§ **Source records**:
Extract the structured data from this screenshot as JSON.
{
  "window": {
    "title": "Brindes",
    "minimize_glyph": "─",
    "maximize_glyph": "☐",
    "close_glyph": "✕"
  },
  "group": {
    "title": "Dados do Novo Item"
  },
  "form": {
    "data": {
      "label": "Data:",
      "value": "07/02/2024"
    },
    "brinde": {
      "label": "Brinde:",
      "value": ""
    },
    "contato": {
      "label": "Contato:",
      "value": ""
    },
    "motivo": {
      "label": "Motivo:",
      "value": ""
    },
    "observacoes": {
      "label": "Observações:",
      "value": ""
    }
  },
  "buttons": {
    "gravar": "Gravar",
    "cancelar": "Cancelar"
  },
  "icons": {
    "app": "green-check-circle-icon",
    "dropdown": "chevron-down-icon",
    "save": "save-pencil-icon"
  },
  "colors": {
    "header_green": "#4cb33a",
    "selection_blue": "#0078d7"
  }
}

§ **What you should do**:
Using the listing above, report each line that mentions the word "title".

§ **Problem solution**:
    "title": "Brindes",
    "title": "Dados do Novo Item"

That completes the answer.